Diabetes prevalence is higher along U.S.-Mexico border than in nonborder regions, and numerous community-based organizations are addressing this diabetes disparity through prevention and management programs. However, the nature, scope, and effectiveness of these efforts and programs are not well documented. This study aims at identifying key characteristics of diabetes programs in a Texas-Mexico border region with a predominately Hispanic, underserved population. A survey is administered to 84 community-based organizations in the Lower Rio Grande Valley (LRGV); 25 organizations respond. Nineteen programs related to diabetes and healthy lifestyle behaviors are identified in the LRGV. The majority of the programs are based on guidelines of national and state professional associations and agencies; target low-income and minority populations; are offered at no cost; and include program evaluation activities. Future research should examine the effectiveness, as well as the fidelity of the guidelines, of diabetes programs in the border region.
ASJC Scopus subject areas
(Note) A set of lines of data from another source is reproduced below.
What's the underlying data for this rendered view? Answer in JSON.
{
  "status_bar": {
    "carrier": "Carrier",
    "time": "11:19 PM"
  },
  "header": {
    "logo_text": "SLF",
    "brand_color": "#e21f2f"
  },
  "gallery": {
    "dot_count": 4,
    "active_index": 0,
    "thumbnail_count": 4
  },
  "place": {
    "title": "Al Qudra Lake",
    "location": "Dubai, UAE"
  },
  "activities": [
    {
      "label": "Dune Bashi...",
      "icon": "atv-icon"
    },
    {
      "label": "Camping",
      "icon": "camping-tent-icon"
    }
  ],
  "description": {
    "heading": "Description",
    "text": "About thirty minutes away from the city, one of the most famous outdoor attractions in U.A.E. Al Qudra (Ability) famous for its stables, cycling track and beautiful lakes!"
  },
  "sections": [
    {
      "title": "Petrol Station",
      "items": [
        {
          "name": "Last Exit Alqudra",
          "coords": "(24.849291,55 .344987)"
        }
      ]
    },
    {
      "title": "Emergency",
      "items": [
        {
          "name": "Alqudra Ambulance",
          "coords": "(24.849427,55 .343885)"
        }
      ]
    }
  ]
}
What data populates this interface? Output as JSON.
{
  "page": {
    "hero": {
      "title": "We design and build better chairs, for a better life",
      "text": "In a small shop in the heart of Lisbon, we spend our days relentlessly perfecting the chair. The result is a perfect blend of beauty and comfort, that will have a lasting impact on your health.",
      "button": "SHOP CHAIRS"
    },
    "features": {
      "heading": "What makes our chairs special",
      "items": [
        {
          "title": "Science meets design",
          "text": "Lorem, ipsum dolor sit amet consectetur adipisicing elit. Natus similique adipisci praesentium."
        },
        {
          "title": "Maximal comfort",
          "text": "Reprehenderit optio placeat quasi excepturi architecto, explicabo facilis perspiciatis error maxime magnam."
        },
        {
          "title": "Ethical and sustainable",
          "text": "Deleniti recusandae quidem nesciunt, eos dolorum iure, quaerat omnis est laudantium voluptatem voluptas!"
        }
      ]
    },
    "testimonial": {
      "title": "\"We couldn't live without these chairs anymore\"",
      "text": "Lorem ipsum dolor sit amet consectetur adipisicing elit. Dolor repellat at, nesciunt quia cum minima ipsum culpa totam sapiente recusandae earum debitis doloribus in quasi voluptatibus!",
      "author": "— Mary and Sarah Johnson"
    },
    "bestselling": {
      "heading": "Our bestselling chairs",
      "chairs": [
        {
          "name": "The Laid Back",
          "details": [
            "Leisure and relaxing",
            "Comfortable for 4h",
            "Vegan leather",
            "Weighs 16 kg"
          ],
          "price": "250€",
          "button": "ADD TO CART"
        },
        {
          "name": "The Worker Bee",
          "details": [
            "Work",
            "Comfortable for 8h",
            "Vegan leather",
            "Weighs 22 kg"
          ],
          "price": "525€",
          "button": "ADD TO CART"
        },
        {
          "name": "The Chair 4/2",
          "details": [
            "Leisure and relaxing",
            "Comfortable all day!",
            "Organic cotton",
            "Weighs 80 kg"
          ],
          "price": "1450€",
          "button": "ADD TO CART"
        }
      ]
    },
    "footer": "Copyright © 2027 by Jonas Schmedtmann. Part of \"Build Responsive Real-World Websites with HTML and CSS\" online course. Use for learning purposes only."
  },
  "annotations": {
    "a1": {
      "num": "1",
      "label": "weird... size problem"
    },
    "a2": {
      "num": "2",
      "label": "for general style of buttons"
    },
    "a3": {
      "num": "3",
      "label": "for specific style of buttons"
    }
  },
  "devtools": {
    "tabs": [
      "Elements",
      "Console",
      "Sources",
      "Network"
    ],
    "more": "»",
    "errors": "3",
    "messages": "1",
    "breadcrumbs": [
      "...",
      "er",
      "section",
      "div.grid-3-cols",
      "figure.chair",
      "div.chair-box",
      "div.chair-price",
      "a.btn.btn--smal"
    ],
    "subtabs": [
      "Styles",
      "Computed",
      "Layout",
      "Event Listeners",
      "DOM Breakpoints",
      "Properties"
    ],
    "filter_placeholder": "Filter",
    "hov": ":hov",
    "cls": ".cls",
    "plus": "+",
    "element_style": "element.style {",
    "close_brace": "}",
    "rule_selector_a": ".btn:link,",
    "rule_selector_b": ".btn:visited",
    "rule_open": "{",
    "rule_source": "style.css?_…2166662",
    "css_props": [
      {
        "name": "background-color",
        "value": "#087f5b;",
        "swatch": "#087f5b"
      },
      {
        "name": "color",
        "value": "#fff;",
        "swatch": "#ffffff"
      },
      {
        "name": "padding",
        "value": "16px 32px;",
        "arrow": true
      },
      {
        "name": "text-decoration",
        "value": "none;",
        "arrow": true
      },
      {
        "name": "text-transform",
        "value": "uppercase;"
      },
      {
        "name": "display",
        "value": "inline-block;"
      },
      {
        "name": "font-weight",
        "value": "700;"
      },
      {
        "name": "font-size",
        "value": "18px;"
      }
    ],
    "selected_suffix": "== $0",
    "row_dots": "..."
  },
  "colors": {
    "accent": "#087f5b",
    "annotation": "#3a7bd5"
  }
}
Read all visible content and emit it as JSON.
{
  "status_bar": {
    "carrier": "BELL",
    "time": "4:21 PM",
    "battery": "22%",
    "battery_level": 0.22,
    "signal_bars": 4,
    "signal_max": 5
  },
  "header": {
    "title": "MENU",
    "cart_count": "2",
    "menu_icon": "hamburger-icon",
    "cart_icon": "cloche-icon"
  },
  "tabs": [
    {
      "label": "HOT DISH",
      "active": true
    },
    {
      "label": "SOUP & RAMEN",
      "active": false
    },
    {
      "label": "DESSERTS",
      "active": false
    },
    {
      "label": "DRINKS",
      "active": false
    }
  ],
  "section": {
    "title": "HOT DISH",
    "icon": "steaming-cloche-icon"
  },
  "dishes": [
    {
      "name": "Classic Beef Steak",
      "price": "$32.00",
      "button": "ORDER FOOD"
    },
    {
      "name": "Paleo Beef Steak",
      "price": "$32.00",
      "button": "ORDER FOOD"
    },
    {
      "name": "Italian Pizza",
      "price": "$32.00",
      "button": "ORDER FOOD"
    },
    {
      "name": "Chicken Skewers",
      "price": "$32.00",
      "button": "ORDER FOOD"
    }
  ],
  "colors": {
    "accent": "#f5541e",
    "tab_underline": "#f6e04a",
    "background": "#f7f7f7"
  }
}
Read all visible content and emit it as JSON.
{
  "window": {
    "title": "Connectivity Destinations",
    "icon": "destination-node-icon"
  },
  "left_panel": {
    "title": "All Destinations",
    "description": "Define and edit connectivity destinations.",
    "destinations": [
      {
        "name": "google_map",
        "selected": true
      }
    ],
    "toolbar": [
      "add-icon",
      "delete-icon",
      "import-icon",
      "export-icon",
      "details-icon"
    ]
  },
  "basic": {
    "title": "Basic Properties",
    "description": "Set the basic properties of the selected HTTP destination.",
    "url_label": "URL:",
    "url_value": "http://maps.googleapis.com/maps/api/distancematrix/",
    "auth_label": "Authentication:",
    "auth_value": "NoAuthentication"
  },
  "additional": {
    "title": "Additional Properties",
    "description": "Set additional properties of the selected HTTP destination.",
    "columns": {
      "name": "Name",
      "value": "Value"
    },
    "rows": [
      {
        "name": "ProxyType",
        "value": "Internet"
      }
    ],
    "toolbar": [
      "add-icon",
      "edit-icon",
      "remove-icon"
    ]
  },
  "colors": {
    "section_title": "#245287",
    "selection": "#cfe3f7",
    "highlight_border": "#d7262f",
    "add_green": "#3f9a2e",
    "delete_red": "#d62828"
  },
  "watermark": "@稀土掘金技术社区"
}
- Public Health, Environmental and Occupational Health
- Nursing (miscellaneous)